Rob Efird, PhD
Our department draws on the unique qualities of three disciplines to be a focal point at the university for the critical investigation of cultures, societies, and the individual's place within them. Anthropology offers the ability to understand, analyze, and compare diverse cultures from cultural, archeological, linguistic, and evolutionary perspectives. Sociology provides the "sociological imagination," an ability to examine the mutual dependence and influence between the individual and the structures of society. Social Work brings the knowledge and skills to develop and administer assistance to people coping with social problems, such as poverty, crime, and discrimination.
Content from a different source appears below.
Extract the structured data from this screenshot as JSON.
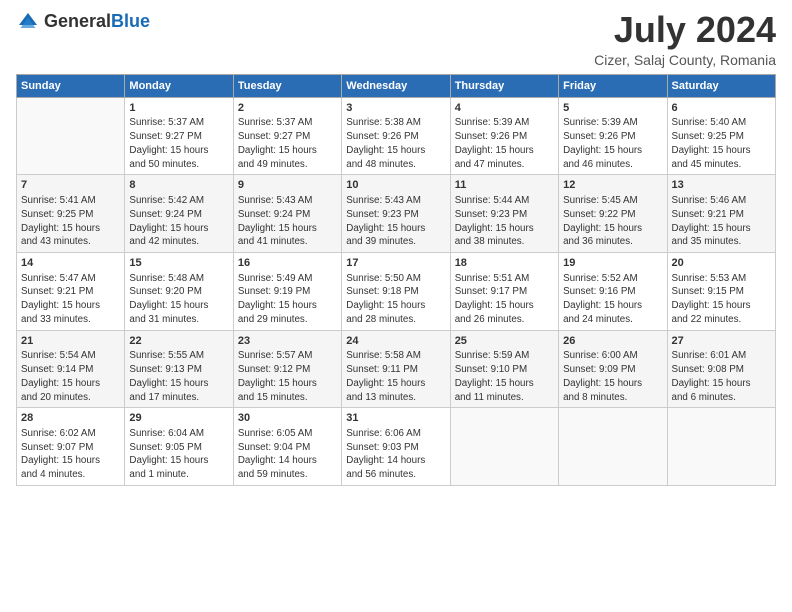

Together as one department, we are able to offer students a rigorous degree program in any one of our fields, while ensuring that each simultaneously benefits from the cross disciplinary perspective and active collaboration that characterize our faculty. We also have designated programs that take advantage of our multiple domains of expertise, such as the joint Anthropology-Sociology degree.
Our faculty are excellent teachers and active scholars who—by virtue of what they teach, how they teach, and their commitment to those they are teaching--are especially qualified to develop students to be leaders for a just and humane world. Through courses that invite students to engage with faculty research and thoughtful use of programs likes study abroad and service-learning, students receive a participatory, student-centered experience that is a superb preparation for variety of career opportunities.
Cultural Anthropology: BA, minorSociology: BA, minorSocial Work: BSW, Social Welfare minor
Faculty Profile: Social Work Professor Amelia S. Derr, read the article and watch the video here.
Student Taylor Denton, majoring in Cultural Anthropology and Spanish, uses her language skills, classroom learning, and study-abroad and volunteer experiences to support families and communities of Tseltal Maya as an intern at the One Equal Heart Foundation. Read the article and watch the video here.
A new book by Sociology Professor Tal Peretz, Some Men: Feminist Allies and the Movement to End Violence Against Women, examines how men have worked with boys and other men to stop violence against women.More here.
Department Chair Rob Efird was interviewed by China Daily USA about his work in China. He was recently selected as one of 20 China scholars for the National Committee on United States-China Relations' Public Intellectuals Program. Read the interview here.